Exercise instructions - The answer must restate every entry below word for word.

Exercise input -
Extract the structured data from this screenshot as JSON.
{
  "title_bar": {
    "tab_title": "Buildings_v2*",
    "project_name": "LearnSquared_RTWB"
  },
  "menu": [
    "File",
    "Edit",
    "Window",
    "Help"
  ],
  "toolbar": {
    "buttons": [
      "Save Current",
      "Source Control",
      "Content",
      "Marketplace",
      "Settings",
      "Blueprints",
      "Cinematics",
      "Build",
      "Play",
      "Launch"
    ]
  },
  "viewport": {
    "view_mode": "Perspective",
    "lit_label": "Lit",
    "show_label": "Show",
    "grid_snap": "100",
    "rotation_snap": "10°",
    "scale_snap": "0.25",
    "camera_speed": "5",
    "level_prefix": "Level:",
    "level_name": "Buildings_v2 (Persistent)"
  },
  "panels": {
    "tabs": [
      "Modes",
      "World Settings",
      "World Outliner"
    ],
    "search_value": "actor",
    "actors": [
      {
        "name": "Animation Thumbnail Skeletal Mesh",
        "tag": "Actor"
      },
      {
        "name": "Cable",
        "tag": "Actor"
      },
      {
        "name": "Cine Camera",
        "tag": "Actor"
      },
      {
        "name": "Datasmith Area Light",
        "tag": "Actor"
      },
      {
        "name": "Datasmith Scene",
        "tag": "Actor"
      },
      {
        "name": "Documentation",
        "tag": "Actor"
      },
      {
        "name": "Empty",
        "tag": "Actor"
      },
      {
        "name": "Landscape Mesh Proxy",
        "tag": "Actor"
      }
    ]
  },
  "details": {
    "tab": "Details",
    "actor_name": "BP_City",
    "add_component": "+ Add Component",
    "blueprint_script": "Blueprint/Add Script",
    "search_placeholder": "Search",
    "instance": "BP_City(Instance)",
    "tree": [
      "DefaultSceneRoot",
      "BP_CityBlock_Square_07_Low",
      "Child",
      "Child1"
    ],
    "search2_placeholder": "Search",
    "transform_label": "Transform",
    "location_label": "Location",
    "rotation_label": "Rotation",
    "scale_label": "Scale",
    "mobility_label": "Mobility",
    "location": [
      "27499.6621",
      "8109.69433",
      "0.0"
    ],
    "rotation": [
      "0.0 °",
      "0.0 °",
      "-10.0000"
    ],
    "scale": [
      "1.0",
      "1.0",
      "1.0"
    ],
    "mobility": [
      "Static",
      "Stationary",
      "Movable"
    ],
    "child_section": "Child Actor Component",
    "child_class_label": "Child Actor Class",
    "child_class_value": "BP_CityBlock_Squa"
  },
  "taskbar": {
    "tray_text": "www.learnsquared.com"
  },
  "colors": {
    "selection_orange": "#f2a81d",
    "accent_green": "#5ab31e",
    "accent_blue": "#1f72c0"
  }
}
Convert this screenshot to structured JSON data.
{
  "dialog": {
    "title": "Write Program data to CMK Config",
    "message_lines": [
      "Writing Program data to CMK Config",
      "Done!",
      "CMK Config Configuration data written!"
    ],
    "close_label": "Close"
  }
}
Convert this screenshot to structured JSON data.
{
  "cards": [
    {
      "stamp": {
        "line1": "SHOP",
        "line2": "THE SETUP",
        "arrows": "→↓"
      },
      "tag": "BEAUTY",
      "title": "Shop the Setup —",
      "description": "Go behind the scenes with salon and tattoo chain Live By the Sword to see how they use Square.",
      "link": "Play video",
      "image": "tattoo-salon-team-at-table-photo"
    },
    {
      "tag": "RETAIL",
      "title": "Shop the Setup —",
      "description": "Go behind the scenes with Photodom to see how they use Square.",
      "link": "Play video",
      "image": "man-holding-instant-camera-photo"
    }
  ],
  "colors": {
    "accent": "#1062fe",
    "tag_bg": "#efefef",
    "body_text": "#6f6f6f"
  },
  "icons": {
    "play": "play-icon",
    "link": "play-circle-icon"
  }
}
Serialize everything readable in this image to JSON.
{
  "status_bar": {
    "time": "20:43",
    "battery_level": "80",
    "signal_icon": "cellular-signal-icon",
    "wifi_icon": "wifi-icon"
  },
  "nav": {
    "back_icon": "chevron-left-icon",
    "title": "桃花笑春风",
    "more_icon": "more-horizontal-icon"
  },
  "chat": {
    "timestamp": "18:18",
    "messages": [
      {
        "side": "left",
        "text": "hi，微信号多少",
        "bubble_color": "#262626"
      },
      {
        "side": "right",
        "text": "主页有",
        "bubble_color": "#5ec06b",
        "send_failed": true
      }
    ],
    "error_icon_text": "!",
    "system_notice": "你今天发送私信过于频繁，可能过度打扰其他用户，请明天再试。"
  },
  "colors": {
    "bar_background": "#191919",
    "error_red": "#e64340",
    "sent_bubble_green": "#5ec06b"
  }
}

Response for this exercise -
Extract the structured data from this screenshot as JSON.
{
  "title_bar": {
    "tab_title": "Buildings_v2*",
    "project_name": "LearnSquared_RTWB"
  },
  "menu": [
    "File",
    "Edit",
    "Window",
    "Help"
  ],
  "toolbar": {
    "buttons": [
      "Save Current",
      "Source Control",
      "Content",
      "Marketplace",
      "Settings",
      "Blueprints",
      "Cinematics",
      "Build",
      "Play",
      "Launch"
    ]
  },
  "viewport": {
    "view_mode": "Perspective",
    "lit_label": "Lit",
    "show_label": "Show",
    "grid_snap": "100",
    "rotation_snap": "10°",
    "scale_snap": "0.25",
    "camera_speed": "5",
    "level_prefix": "Level:",
    "level_name": "Buildings_v2 (Persistent)"
  },
  "panels": {
    "tabs": [
      "Modes",
      "World Settings",
      "World Outliner"
    ],
    "search_value": "actor",
    "actors": [
      {
        "name": "Animation Thumbnail Skeletal Mesh",
        "tag": "Actor"
      },
      {
        "name": "Cable",
        "tag": "Actor"
      },
      {
        "name": "Cine Camera",
        "tag": "Actor"
      },
      {
        "name": "Datasmith Area Light",
        "tag": "Actor"
      },
      {
        "name": "Datasmith Scene",
        "tag": "Actor"
      },
      {
        "name": "Documentation",
        "tag": "Actor"
      },
      {
        "name": "Empty",
        "tag": "Actor"
      },
      {
        "name": "Landscape Mesh Proxy",
        "tag": "Actor"
      }
    ]
  },
  "details": {
    "tab": "Details",
    "actor_name": "BP_City",
    "add_component": "+ Add Component",
    "blueprint_script": "Blueprint/Add Script",
    "search_placeholder": "Search",
    "instance": "BP_City(Instance)",
    "tree": [
      "DefaultSceneRoot",
      "BP_CityBlock_Square_07_Low",
      "Child",
      "Child1"
    ],
    "search2_placeholder": "Search",
    "transform_label": "Transform",
    "location_label": "Location",
    "rotation_label": "Rotation",
    "scale_label": "Scale",
    "mobility_label": "Mobility",
    "location": [
      "27499.6621",
      "8109.69433",
      "0.0"
    ],
    "rotation": [
      "0.0 °",
      "0.0 °",
      "-10.0000"
    ],
    "scale": [
      "1.0",
      "1.0",
      "1.0"
    ],
    "mobility": [
      "Static",
      "Stationary",
      "Movable"
    ],
    "child_section": "Child Actor Component",
    "child_class_label": "Child Actor Class",
    "child_class_value": "BP_CityBlock_Squa"
  },
  "taskbar": {
    "tray_text": "www.learnsquared.com"
  },
  "colors": {
    "selection_orange": "#f2a81d",
    "accent_green": "#5ab31e",
    "accent_blue": "#1f72c0"
  }
}
Convert this screenshot to structured JSON data.
{
  "dialog": {
    "title": "Write Program data to CMK Config",
    "message_lines": [
      "Writing Program data to CMK Config",
      "Done!",
      "CMK Config Configuration data written!"
    ],
    "close_label": "Close"
  }
}
Convert this screenshot to structured JSON data.
{
  "cards": [
    {
      "stamp": {
        "line1": "SHOP",
        "line2": "THE SETUP",
        "arrows": "→↓"
      },
      "tag": "BEAUTY",
      "title": "Shop the Setup —",
      "description": "Go behind the scenes with salon and tattoo chain Live By the Sword to see how they use Square.",
      "link": "Play video",
      "image": "tattoo-salon-team-at-table-photo"
    },
    {
      "tag": "RETAIL",
      "title": "Shop the Setup —",
      "description": "Go behind the scenes with Photodom to see how they use Square.",
      "link": "Play video",
      "image": "man-holding-instant-camera-photo"
    }
  ],
  "colors": {
    "accent": "#1062fe",
    "tag_bg": "#efefef",
    "body_text": "#6f6f6f"
  },
  "icons": {
    "play": "play-icon",
    "link": "play-circle-icon"
  }
}
Serialize everything readable in this image to JSON.
{
  "status_bar": {
    "time": "20:43",
    "battery_level": "80",
    "signal_icon": "cellular-signal-icon",
    "wifi_icon": "wifi-icon"
  },
  "nav": {
    "back_icon": "chevron-left-icon",
    "title": "桃花笑春风",
    "more_icon": "more-horizontal-icon"
  },
  "chat": {
    "timestamp": "18:18",
    "messages": [
      {
        "side": "left",
        "text": "hi，微信号多少",
        "bubble_color": "#262626"
      },
      {
        "side": "right",
        "text": "主页有",
        "bubble_color": "#5ec06b",
        "send_failed": true
      }
    ],
    "error_icon_text": "!",
    "system_notice": "你今天发送私信过于频繁，可能过度打扰其他用户，请明天再试。"
  },
  "colors": {
    "bar_background": "#191919",
    "error_red": "#e64340",
    "sent_bubble_green": "#5ec06b"
  }
}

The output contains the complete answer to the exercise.